* _Assigned task_: For every line in the data below that contains "points", copy the line.

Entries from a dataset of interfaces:
━━━━━━━━━━━━━━━━━━━━━━━━━━━━━━
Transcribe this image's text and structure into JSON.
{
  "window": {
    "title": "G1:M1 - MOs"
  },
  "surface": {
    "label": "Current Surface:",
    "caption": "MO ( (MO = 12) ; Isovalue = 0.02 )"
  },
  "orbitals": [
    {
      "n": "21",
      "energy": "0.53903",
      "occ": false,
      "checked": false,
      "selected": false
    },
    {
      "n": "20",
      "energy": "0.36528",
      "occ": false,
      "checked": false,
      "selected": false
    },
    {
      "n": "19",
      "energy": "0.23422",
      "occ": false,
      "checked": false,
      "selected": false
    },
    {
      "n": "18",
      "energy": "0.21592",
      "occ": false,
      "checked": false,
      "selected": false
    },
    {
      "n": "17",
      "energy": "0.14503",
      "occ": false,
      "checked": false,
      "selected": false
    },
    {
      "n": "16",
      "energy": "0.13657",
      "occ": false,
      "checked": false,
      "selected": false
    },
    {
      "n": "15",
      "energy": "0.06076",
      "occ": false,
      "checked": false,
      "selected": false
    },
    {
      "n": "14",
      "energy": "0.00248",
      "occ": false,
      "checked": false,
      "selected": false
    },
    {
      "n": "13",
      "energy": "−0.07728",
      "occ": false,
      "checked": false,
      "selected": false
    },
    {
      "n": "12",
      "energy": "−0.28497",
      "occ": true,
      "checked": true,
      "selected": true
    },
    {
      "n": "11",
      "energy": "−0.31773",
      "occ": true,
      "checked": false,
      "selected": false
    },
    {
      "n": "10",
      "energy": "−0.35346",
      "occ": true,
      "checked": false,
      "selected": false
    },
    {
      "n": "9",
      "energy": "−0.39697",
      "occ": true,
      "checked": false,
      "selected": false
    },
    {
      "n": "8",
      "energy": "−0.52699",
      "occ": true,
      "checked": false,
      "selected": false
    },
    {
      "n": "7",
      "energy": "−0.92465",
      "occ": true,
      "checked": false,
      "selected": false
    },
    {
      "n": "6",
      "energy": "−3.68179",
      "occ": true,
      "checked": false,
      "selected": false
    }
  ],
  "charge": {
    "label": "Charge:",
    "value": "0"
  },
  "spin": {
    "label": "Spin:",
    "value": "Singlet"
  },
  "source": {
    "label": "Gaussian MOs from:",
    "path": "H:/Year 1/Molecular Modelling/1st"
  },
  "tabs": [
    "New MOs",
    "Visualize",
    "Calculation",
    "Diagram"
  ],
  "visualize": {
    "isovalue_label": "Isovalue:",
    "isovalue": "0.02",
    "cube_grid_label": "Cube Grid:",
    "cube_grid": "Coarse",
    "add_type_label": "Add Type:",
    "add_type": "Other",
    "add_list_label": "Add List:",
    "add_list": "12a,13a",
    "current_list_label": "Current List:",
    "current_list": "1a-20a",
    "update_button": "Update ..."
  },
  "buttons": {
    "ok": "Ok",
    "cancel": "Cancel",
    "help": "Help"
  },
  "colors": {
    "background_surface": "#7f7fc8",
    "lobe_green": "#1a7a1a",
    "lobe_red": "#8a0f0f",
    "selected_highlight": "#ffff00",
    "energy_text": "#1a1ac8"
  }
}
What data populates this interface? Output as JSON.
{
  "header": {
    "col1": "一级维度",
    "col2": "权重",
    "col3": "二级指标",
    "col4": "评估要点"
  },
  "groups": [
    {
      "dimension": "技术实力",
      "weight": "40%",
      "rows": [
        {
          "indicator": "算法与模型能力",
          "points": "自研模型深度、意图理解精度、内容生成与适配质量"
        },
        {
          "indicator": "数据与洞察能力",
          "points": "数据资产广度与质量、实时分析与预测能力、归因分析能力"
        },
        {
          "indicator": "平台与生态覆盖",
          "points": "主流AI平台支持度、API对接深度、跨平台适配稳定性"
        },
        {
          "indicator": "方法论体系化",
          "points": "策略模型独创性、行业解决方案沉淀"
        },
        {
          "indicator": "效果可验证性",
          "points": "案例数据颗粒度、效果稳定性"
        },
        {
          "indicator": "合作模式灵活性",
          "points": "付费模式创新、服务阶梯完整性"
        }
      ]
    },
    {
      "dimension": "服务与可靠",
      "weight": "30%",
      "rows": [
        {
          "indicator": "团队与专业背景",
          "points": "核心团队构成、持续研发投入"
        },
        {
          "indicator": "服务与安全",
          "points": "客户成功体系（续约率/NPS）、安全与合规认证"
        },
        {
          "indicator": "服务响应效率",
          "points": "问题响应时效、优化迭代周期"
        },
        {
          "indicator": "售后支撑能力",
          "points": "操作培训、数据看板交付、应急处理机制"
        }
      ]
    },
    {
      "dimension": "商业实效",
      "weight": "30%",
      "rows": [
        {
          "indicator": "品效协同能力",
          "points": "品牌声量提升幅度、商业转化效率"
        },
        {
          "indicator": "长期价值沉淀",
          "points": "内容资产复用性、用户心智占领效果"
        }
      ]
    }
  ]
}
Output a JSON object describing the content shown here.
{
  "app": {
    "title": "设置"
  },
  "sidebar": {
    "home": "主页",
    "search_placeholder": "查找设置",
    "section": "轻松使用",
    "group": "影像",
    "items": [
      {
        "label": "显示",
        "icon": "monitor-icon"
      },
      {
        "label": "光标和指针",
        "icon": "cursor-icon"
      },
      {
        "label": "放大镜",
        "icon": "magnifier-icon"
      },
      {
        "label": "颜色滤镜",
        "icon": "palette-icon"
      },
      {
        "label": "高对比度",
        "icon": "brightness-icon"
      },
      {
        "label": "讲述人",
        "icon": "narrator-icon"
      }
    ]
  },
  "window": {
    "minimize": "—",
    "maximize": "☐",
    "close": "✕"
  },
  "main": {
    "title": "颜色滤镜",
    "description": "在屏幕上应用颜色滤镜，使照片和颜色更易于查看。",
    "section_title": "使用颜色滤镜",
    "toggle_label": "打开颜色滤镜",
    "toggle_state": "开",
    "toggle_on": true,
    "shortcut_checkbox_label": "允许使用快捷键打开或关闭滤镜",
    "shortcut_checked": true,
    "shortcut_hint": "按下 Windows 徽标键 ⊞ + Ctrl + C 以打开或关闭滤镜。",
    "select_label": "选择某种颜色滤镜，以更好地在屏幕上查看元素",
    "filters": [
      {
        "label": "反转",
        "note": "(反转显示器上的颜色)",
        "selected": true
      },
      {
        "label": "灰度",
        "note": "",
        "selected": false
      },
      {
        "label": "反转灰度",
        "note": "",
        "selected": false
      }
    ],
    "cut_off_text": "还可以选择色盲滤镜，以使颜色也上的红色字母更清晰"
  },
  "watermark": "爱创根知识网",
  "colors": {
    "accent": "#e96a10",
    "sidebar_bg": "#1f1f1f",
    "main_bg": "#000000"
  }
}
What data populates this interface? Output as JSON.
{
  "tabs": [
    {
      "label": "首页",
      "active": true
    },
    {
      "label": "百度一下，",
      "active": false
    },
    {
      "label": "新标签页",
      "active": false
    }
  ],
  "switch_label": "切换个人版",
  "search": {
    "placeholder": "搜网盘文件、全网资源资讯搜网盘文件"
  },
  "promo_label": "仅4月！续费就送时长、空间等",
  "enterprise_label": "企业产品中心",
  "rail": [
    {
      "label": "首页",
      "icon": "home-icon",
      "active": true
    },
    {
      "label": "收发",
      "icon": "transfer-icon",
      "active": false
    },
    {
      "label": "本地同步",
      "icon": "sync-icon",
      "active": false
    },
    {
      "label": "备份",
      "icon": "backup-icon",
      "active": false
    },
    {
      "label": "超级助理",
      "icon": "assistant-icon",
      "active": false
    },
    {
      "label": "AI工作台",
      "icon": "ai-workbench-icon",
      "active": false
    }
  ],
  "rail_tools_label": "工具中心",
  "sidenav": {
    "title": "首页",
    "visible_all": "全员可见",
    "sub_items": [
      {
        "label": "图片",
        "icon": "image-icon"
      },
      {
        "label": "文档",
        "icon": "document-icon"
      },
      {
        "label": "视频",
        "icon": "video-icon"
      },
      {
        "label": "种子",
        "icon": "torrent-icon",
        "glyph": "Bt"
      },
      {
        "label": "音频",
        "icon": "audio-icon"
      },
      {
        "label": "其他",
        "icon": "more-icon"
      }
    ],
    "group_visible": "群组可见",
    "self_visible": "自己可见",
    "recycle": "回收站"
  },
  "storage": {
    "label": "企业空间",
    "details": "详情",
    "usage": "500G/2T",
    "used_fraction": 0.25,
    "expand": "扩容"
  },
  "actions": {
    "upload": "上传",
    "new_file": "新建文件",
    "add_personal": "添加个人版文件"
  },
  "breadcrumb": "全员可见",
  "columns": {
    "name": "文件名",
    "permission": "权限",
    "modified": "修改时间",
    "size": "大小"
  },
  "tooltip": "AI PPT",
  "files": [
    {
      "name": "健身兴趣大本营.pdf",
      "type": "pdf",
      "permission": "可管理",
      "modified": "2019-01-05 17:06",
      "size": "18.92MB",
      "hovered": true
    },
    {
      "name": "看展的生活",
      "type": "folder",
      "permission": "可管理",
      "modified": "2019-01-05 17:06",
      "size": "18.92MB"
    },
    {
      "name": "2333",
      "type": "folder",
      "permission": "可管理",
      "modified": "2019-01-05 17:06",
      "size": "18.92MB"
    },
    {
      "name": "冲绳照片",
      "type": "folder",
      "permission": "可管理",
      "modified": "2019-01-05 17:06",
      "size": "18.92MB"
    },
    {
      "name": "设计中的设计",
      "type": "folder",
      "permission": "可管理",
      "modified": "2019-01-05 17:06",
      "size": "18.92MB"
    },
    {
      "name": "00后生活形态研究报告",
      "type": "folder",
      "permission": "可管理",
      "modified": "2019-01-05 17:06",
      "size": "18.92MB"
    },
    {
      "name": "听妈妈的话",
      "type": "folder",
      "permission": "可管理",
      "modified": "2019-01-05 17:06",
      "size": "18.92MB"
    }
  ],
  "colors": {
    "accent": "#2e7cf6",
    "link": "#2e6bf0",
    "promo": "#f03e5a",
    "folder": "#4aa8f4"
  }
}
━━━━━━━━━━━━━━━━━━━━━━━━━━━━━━
* _Reply to the exercise_:
          "points": "自研模型深度、意图理解精度、内容生成与适配质量"
          "points": "数据资产广度与质量、实时分析与预测能力、归因分析能力"
          "points": "主流AI平台支持度、API对接深度、跨平台适配稳定性"
          "points": "策略模型独创性、行业解决方案沉淀"
          "points": "案例数据颗粒度、效果稳定性"
          "points": "付费模式创新、服务阶梯完整性"
          "points": "核心团队构成、持续研发投入"
          "points": "客户成功体系（续约率/NPS）、安全与合规认证"
          "points": "问题响应时效、优化迭代周期"
          "points": "操作培训、数据看板交付、应急处理机制"
          "points": "品牌声量提升幅度、商业转化效率"
          "points": "内容资产复用性、用户心智占领效果"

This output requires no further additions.